Exercise description
Each entry that follows should be given again word for word; please leave out its pictures.

----------

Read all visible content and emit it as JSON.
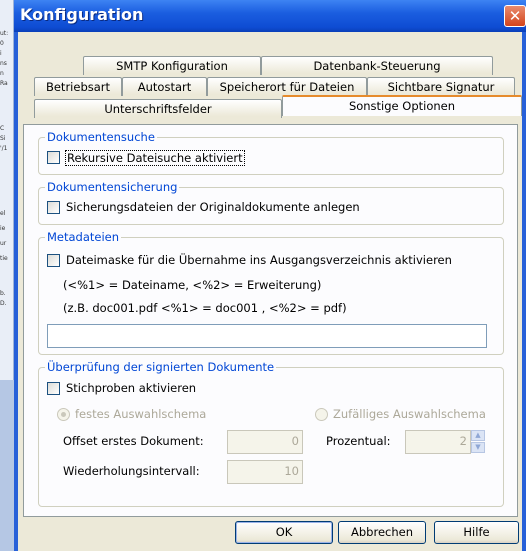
{
  "dialog": {
    "title": "Konfiguration"
  },
  "tabs": {
    "row1": [
      "SMTP Konfiguration",
      "Datenbank-Steuerung"
    ],
    "row2": [
      "Betriebsart",
      "Autostart",
      "Speicherort für Dateien",
      "Sichtbare Signatur"
    ],
    "row3": [
      "Unterschriftsfelder",
      "Sonstige Optionen"
    ]
  },
  "dokumentensuche": {
    "legend": "Dokumentensuche",
    "checkbox_label": "Rekursive Dateisuche aktiviert"
  },
  "dokumentensicherung": {
    "legend": "Dokumentensicherung",
    "checkbox_label": "Sicherungsdateien der Originaldokumente anlegen"
  },
  "metadateien": {
    "legend": "Metadateien",
    "checkbox_label": "Dateimaske für die Übernahme ins Ausgangsverzeichnis aktivieren",
    "hint1": "(<%1> = Dateiname, <%2> = Erweiterung)",
    "hint2": "(z.B. doc001.pdf <%1> = doc001 , <%2> = pdf)",
    "mask_value": ""
  },
  "pruefung": {
    "legend": "Überprüfung der signierten Dokumente",
    "checkbox_label": "Stichproben aktivieren",
    "radio_fixed": "festes Auswahlschema",
    "radio_random": "Zufälliges Auswahlschema",
    "offset_label": "Offset erstes Dokument:",
    "offset_value": "0",
    "percent_label": "Prozentual:",
    "percent_value": "2",
    "interval_label": "Wiederholungsintervall:",
    "interval_value": "10"
  },
  "buttons": {
    "ok": "OK",
    "cancel": "Abbrechen",
    "help": "Hilfe"
  }
}
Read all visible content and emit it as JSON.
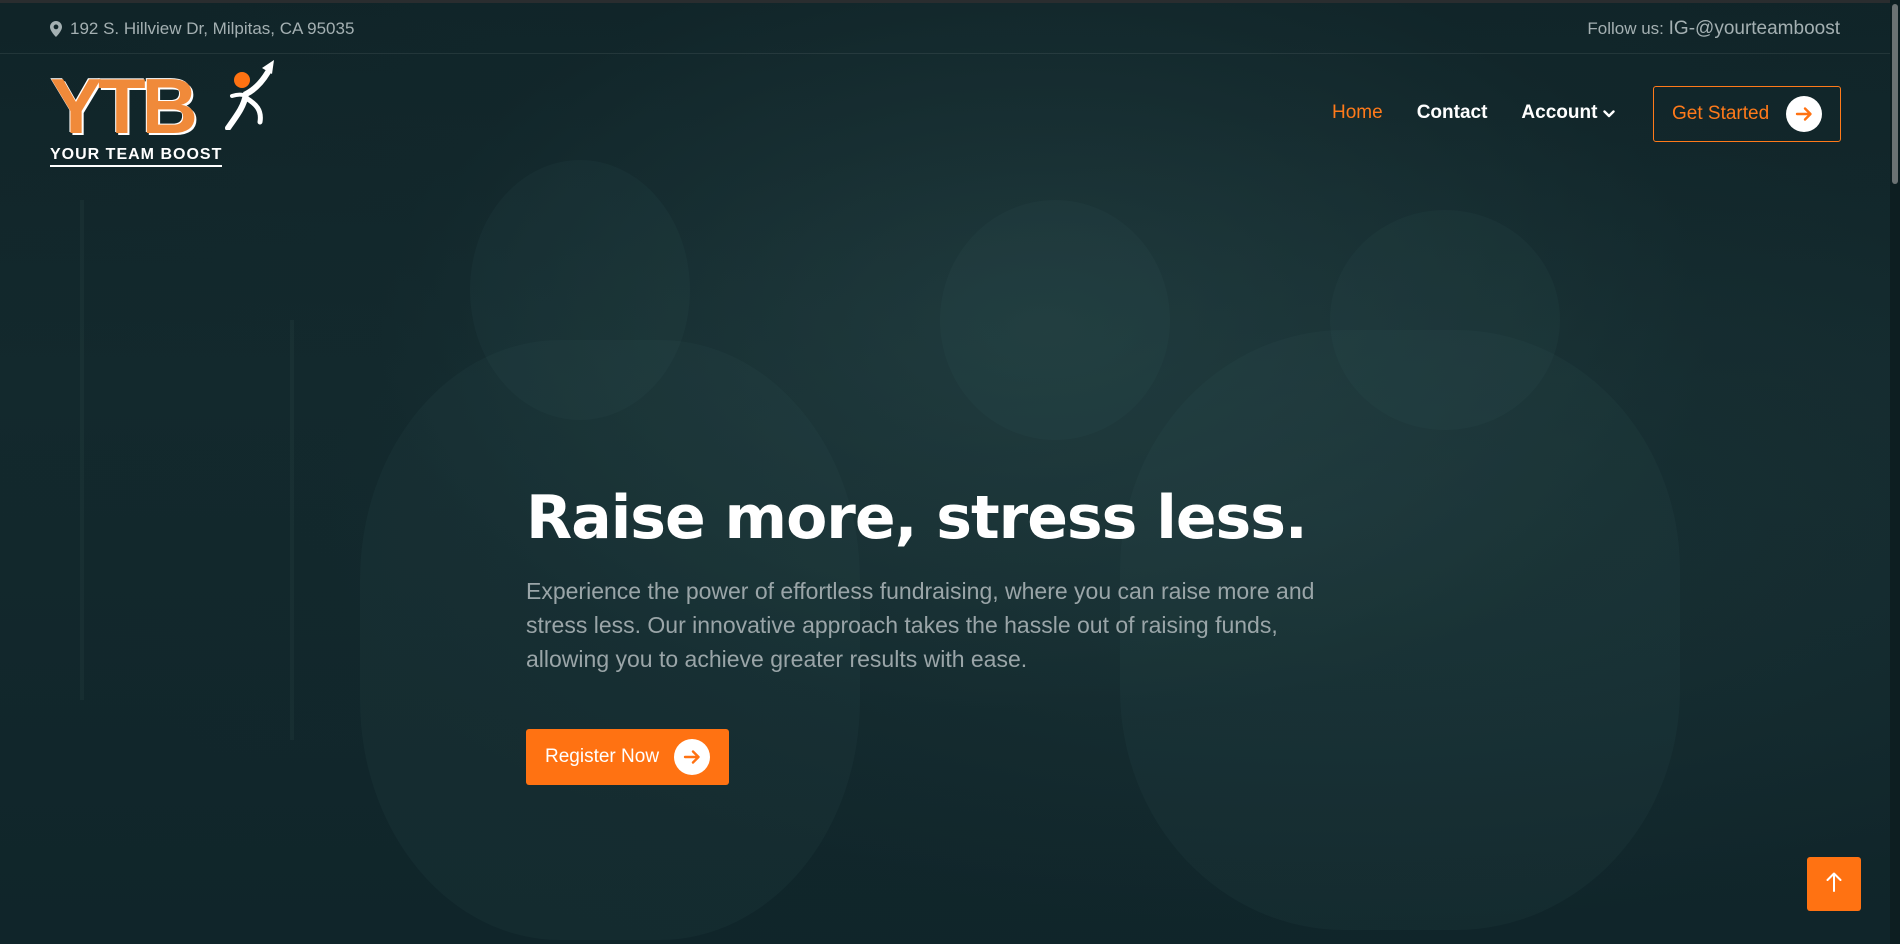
{
  "topbar": {
    "address": "192 S. Hillview Dr, Milpitas, CA 95035",
    "follow_label": "Follow us:",
    "follow_handle": "IG-@yourteamboost"
  },
  "logo": {
    "letters": "YTB",
    "tagline": "YOUR TEAM BOOST"
  },
  "nav": {
    "items": [
      {
        "label": "Home",
        "active": true
      },
      {
        "label": "Contact",
        "active": false
      },
      {
        "label": "Account",
        "active": false,
        "has_dropdown": true
      }
    ],
    "cta_label": "Get Started"
  },
  "hero": {
    "title": "Raise more, stress less.",
    "description": "Experience the power of effortless fundraising, where you can raise more and stress less. Our innovative approach takes the hassle out of raising funds, allowing you to achieve greater results with ease.",
    "button_label": "Register Now"
  },
  "colors": {
    "accent": "#ff7212",
    "background": "#102428",
    "text": "#ffffff",
    "muted_text": "#9aa5a8"
  },
  "icons": {
    "address": "map-pin-icon",
    "cta_arrow": "arrow-right-icon",
    "dropdown": "chevron-down-icon",
    "scroll_top": "arrow-up-icon"
  }
}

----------

Result
Read all visible content and emit it as JSON.
{
  "dialog": {
    "title": "Konfiguration"
  },
  "tabs": {
    "row1": [
      "SMTP Konfiguration",
      "Datenbank-Steuerung"
    ],
    "row2": [
      "Betriebsart",
      "Autostart",
      "Speicherort für Dateien",
      "Sichtbare Signatur"
    ],
    "row3": [
      "Unterschriftsfelder",
      "Sonstige Optionen"
    ]
  },
  "dokumentensuche": {
    "legend": "Dokumentensuche",
    "checkbox_label": "Rekursive Dateisuche aktiviert"
  },
  "dokumentensicherung": {
    "legend": "Dokumentensicherung",
    "checkbox_label": "Sicherungsdateien der Originaldokumente anlegen"
  },
  "metadateien": {
    "legend": "Metadateien",
    "checkbox_label": "Dateimaske für die Übernahme ins Ausgangsverzeichnis aktivieren",
    "hint1": "(<%1> = Dateiname, <%2> = Erweiterung)",
    "hint2": "(z.B. doc001.pdf <%1> = doc001 , <%2> = pdf)",
    "mask_value": ""
  },
  "pruefung": {
    "legend": "Überprüfung der signierten Dokumente",
    "checkbox_label": "Stichproben aktivieren",
    "radio_fixed": "festes Auswahlschema",
    "radio_random": "Zufälliges Auswahlschema",
    "offset_label": "Offset erstes Dokument:",
    "offset_value": "0",
    "percent_label": "Prozentual:",
    "percent_value": "2",
    "interval_label": "Wiederholungsintervall:",
    "interval_value": "10"
  },
  "buttons": {
    "ok": "OK",
    "cancel": "Abbrechen",
    "help": "Hilfe"
  }
}
Read all visible content and emit it as JSON.
{
  "topbar": {
    "address": "192 S. Hillview Dr, Milpitas, CA 95035",
    "follow_label": "Follow us:",
    "follow_handle": "IG-@yourteamboost"
  },
  "logo": {
    "letters": "YTB",
    "tagline": "YOUR TEAM BOOST"
  },
  "nav": {
    "items": [
      {
        "label": "Home",
        "active": true
      },
      {
        "label": "Contact",
        "active": false
      },
      {
        "label": "Account",
        "active": false,
        "has_dropdown": true
      }
    ],
    "cta_label": "Get Started"
  },
  "hero": {
    "title": "Raise more, stress less.",
    "description": "Experience the power of effortless fundraising, where you can raise more and stress less. Our innovative approach takes the hassle out of raising funds, allowing you to achieve greater results with ease.",
    "button_label": "Register Now"
  },
  "colors": {
    "accent": "#ff7212",
    "background": "#102428",
    "text": "#ffffff",
    "muted_text": "#9aa5a8"
  },
  "icons": {
    "address": "map-pin-icon",
    "cta_arrow": "arrow-right-icon",
    "dropdown": "chevron-down-icon",
    "scroll_top": "arrow-up-icon"
  }
}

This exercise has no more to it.